Oh! shameful, dishonourable, shocking to humanity – and this by the servants of the United Company of Merchants trading (monopolizing and plundering) to the East Indies.32 This unnamed individual blamed the Company for inflicting the same kind of savage cruelties upon the Indian people as those alleged of Tipu. This was a direct reference to the controversy surrounding the captives taken by Tipu during the war; it was therefore no surprise that British prisoners received cruel treatment back in turn from the Sultan, due to the injustices committed by the British themselves. The anonymous open letter serves as an interesting reversal of the typical narrative of Asiatic despotism, charging that the East India Company was guilty of being the true tyrants in India.
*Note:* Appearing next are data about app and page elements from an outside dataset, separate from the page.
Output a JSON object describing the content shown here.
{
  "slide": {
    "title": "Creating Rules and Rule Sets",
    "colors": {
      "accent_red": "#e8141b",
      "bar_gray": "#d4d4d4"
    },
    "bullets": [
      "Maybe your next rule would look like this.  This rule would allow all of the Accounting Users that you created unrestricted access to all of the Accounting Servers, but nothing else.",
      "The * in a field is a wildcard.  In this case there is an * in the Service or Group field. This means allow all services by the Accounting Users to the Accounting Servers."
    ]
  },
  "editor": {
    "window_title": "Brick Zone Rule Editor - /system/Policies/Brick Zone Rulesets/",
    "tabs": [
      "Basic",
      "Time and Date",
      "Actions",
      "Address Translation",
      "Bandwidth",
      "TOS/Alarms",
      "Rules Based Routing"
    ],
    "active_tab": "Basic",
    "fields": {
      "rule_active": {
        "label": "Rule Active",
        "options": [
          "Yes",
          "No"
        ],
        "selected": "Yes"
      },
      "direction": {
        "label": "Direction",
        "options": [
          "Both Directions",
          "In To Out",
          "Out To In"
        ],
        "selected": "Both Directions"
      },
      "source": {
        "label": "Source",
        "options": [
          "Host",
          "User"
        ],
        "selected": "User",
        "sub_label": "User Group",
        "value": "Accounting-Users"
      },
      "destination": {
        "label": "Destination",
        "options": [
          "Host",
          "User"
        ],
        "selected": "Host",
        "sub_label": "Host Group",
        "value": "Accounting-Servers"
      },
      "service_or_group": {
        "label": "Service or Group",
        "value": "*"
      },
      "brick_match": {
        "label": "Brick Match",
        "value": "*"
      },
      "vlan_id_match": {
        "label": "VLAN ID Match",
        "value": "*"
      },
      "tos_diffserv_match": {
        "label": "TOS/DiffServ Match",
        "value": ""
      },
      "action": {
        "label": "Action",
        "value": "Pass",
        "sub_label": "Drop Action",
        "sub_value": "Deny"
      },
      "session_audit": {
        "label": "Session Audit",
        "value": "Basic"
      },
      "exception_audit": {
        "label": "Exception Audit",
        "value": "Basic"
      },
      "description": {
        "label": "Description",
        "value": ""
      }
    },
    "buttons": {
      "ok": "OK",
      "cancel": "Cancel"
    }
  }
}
Officer of Colonel Baillie’s Detachment [William Thomson]. Memoirs of the Late War in Asia. (1789) Gazetteer and New Daily Advertiser (London, England) 26 Novemer 1784, Issue 17460 Innes Munro, despite being an officer in the Company's military, wrote to criticize how the Company combined war and commerce, and disgraced the British nation overseas: "They soon became so formidable and renowned in arms as to take the responsibility of invasion, conquest, and innocent bloodshed, upon themselves, attacking the powers of India upon selfish speculation as their avarice and ambition dictated, and continuing wantonly to sport away the lives of their countrymen, until they had, by the most dishonourable acts of injustice and oppression, rendered the British name odious in all the Indian courts, and usurped the immense territories now in their possession..."33 Munro published his narrative of the war in 1789, and his critique was likely influenced by the proceedings of the Warren Hastings trial, as the wording in the passage above was very similar to many of the charges made by Edmund Burke a year earlier.34 Munro's critical account further accused the Company of bringing about a mass famine in Madras during 1782, writing of the streets and roads strewn with bodies and the "frightful skeletons" supplicating for a morsel of rice to eat.35 This was very much not the image of itself that the Company wanted to promote, and represented a direct attack upon its legitimacy as a territorial sovereign. All of these sources grounded their criticism of the Company in regard to its treatment of Indian subjects, often accusing the Company of the very same prisoner atrocities as Tipu Sultan had been charged. The implication was that the Company's servants were no better than Tipu, if not worse, and they were guilty of acting in despotic fashion towards the people of India.